Recombination is usually implemented as subtree crossover between two parents. The mechanics of the subtree crossover method were initially described by Cramer (1985) and Koza (1992) and have been examined in detail in a variety of studies, e.g. [D'haeseleer, 1994,Luke and Spector, 1998,Langdon, 2000b,Igel and Chellapilla, 1999,Gathercole and Ross, 1996]. The algorithm can be described as follows: Two trees are selected from the population, a subtree in each tree is selected and the two subtrees are exchanged between the trees. Either one or both children are considered for the new population. For example, consider the two binary trees with roots and ,

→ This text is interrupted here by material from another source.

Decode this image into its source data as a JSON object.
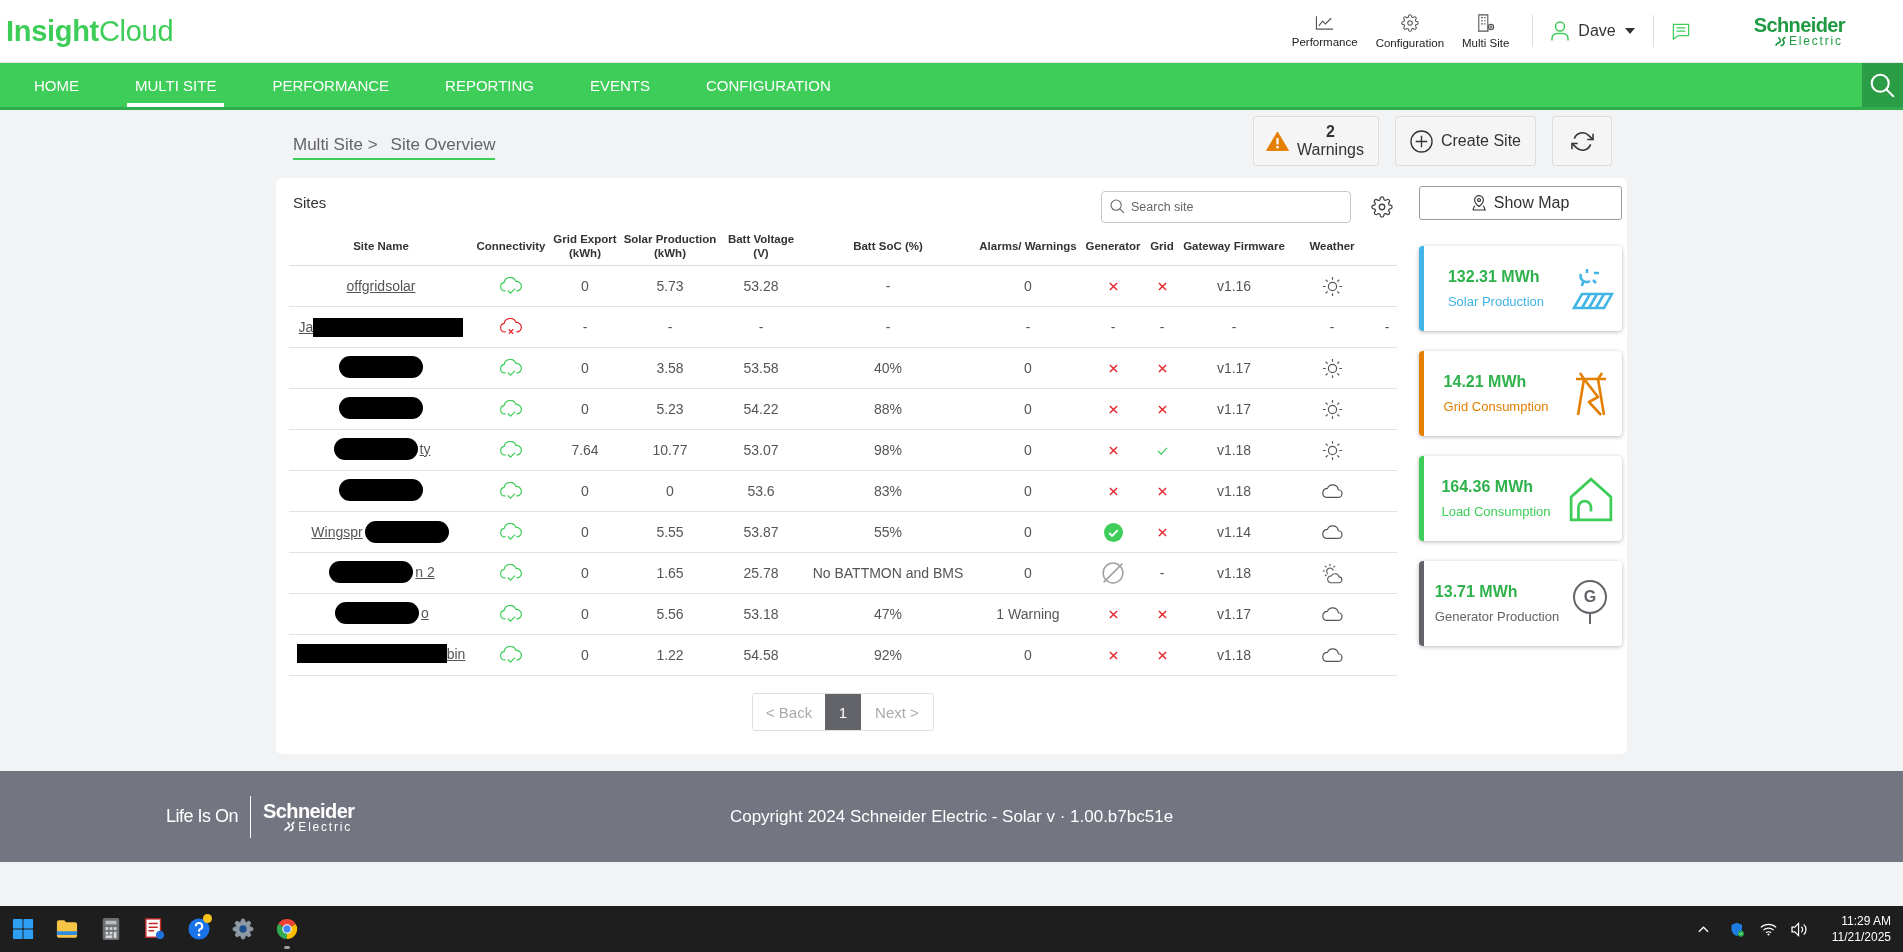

Two crossover points are chosen ( and ) and subtrees are exchanged to produce the two following trees:

Subtree selection is done by assigning a uniform probability to all internal nodes and leaf nodes separately. Then, an internal node selection probability, usually set to 0.9, defines the frequency of leaves or subtrees selected for recombination. Note that, typically, as trees grow in size, the probability of selecting subtrees near the leaves grows. This is because there are more nodes in these locations, giving them a higher cumulative probability of being selected.

Since in canonical genetic programming all functions and terminals return and expect the same type, any exchange of subtrees between two trees will be valid. Many possible variations of recombination exist. For example, Homologous and Size Fair crossover [Langdon, 2000b] attempt to preserve tree structures and the size of exchanged subtrees. Other operators are described in [Langdon, 1998a].

Subtree crossover tends to be the dominant operator in genetic programming, while mutation operators are often used at lower rates. Subtree mutation was investigated in comparison with subtree crossover in [Luke and Spector, 1998]. Other forms of mutation include single-node mutations and various forms of code-editing to remove unnecessary code from trees. The reproduction operator copies an individual from one population into the next.

The production and selection of new individuals is carried out in a generational or steady-state algorithm. In a generational algorithm, a new population is created from parents in the current population. In a steady-state algorithm, one offspring is created and placed into the existing population, either randomly or based on fitness. The comma and plus methods for offspring and parent selection used in evolutionary strategies are also possible, see Section 2.2. Other examples of offspring production force children to compete amongst themselves, such as brood selection [Altenberg, 1994,Tackett, 1994], or use methods based on similarity to bias toward similar or dissimilar parents, such as disassortative mating [Ryan, 1994].

Next: 7 Stopping Criterion Up: 3 Genetic Programming Previous: 5 Fitness and Selection   Contents
S Gustafson 2004-05-20